[DATA FOR THE TASK]:
##########

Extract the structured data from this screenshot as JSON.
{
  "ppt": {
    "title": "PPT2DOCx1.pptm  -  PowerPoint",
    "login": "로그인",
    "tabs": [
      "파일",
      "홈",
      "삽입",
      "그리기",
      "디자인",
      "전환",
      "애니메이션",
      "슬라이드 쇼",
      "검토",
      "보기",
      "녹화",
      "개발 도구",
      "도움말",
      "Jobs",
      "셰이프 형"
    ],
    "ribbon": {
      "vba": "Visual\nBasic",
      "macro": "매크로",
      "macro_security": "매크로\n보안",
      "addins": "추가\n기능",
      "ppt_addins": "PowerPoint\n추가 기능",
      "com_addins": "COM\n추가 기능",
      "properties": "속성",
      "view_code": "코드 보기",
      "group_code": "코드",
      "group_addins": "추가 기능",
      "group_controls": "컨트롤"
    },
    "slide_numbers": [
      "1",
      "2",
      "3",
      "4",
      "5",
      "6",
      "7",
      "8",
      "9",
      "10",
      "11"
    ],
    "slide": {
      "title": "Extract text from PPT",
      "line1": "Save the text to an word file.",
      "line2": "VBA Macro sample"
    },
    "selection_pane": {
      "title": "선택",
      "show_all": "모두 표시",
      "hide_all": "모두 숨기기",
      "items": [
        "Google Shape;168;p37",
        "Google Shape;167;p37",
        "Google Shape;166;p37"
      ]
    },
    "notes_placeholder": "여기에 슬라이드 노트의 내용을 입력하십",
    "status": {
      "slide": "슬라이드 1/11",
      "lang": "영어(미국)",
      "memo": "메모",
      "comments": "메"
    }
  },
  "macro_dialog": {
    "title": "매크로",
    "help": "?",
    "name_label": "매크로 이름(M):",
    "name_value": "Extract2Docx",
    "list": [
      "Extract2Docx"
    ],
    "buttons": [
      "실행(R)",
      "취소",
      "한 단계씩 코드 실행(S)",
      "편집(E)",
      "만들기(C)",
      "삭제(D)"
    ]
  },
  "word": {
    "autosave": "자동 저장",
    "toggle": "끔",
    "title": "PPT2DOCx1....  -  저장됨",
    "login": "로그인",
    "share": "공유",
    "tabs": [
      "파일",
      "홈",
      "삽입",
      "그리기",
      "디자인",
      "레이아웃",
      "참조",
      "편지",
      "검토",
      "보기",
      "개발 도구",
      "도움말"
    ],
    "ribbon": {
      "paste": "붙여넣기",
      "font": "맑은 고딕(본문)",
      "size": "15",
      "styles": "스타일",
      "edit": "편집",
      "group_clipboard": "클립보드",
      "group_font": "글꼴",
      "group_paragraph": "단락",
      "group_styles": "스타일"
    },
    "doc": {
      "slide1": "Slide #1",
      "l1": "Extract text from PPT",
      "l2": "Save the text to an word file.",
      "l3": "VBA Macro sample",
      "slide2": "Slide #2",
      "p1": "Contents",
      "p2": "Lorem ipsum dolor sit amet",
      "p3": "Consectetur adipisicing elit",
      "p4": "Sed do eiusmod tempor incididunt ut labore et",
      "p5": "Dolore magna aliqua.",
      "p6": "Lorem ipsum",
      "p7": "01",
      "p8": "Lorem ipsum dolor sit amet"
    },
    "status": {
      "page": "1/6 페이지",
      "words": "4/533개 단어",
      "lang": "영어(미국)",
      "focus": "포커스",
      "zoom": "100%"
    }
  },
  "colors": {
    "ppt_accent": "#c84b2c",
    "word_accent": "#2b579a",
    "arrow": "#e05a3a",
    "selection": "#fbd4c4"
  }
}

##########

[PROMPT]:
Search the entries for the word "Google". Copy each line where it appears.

[FINISHED TASK]:
        "Google Shape;168;p37",
        "Google Shape;167;p37",
        "Google Shape;166;p37"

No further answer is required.